### Problem requirements
Your task is to count the lines of the records that contain "Machines". Answer with the number and nothing else.

--- --- ---

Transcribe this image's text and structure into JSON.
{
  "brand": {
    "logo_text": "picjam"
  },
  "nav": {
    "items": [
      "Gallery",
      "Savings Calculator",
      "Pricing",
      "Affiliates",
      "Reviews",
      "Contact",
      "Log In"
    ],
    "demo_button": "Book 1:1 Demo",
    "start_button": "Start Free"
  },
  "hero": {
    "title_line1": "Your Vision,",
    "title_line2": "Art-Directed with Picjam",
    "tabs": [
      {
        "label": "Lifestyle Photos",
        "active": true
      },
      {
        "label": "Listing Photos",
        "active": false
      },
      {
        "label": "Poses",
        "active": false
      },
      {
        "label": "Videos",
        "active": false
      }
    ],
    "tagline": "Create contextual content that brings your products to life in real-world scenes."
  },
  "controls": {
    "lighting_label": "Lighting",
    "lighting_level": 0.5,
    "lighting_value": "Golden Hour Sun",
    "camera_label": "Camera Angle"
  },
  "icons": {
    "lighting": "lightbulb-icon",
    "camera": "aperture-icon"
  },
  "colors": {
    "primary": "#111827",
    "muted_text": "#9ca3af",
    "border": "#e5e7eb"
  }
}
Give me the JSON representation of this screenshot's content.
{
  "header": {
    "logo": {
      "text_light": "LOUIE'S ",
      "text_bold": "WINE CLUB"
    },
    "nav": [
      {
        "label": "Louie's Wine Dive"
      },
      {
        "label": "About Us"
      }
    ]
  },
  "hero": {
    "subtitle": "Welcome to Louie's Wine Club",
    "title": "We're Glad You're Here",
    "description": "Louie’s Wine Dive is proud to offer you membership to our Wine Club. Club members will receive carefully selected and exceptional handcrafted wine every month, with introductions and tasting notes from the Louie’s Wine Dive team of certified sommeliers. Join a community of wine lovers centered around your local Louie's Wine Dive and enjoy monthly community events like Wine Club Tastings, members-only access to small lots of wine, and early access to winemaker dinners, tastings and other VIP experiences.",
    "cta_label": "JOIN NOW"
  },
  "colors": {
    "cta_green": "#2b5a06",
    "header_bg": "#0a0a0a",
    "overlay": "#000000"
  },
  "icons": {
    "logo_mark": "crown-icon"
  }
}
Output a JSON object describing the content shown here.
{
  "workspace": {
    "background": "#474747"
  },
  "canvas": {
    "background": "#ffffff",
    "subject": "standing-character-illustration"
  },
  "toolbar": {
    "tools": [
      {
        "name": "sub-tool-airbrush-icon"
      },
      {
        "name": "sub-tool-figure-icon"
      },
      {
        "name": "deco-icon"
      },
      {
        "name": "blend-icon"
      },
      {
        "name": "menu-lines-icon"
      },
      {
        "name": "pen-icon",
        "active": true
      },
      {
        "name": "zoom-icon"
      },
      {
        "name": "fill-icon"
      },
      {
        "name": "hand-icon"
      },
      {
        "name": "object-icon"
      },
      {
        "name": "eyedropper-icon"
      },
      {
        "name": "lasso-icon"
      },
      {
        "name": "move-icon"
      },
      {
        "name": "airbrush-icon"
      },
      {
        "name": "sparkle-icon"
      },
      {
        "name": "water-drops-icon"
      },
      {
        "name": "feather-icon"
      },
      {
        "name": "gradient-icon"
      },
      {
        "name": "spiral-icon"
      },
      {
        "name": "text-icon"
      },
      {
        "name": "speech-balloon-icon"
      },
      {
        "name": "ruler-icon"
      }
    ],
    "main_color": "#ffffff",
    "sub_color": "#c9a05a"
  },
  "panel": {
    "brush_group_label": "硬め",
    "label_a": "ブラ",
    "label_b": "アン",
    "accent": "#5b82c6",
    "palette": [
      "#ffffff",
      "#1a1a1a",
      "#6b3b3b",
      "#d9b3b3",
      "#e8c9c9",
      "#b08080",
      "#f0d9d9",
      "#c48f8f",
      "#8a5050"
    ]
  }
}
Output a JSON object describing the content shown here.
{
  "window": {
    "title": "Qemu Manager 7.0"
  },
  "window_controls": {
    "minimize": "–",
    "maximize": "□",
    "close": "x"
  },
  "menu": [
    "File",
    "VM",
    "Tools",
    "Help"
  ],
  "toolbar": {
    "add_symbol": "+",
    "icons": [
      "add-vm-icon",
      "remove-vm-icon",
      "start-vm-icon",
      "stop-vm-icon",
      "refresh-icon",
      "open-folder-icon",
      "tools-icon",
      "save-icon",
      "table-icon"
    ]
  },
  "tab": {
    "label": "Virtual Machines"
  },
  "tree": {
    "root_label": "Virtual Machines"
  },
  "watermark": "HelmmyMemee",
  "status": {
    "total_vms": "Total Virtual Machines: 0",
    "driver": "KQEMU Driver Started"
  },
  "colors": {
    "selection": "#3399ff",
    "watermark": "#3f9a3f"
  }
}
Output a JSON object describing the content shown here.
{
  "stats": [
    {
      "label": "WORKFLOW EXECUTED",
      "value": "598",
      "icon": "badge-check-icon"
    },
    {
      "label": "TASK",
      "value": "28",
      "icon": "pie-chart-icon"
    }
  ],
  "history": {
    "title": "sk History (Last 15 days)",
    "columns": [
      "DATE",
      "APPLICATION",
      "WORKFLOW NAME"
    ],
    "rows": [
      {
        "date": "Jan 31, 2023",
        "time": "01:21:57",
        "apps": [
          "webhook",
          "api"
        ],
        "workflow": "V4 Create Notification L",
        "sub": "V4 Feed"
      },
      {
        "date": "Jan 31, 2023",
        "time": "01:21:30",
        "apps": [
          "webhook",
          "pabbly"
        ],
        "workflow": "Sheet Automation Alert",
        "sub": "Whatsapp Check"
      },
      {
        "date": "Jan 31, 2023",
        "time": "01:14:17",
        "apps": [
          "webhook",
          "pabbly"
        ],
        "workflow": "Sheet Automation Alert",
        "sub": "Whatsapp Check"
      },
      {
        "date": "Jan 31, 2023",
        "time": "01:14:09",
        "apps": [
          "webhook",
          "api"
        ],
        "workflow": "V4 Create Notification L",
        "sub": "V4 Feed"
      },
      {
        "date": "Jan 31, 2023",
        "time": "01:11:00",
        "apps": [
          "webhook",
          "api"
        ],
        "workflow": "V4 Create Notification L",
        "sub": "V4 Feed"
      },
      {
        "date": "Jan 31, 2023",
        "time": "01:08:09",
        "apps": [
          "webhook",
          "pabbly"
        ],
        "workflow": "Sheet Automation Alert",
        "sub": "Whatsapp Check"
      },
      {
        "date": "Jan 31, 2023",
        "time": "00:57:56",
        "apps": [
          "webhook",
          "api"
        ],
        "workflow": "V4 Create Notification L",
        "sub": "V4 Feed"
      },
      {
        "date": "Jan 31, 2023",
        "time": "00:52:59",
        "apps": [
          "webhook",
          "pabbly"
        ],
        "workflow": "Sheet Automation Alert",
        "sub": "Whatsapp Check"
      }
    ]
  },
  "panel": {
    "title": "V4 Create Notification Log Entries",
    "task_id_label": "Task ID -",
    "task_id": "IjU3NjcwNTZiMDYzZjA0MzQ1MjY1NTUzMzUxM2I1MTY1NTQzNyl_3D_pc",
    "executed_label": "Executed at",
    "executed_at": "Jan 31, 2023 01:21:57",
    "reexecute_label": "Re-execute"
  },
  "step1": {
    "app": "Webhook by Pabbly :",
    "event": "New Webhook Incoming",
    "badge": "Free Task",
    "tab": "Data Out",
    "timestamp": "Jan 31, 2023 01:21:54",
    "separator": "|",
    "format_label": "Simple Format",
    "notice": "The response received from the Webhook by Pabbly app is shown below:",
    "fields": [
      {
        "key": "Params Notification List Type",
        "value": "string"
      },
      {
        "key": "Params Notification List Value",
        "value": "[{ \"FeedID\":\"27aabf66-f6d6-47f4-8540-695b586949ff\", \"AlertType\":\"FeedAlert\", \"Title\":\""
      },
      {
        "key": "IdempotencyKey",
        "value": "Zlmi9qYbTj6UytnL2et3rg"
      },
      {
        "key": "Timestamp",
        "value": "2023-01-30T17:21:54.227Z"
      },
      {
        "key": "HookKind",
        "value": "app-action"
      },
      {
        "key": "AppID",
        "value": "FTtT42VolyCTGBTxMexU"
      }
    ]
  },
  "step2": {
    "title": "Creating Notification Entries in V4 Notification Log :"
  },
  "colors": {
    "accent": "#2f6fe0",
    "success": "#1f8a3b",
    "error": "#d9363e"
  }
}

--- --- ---

### Result of this task
3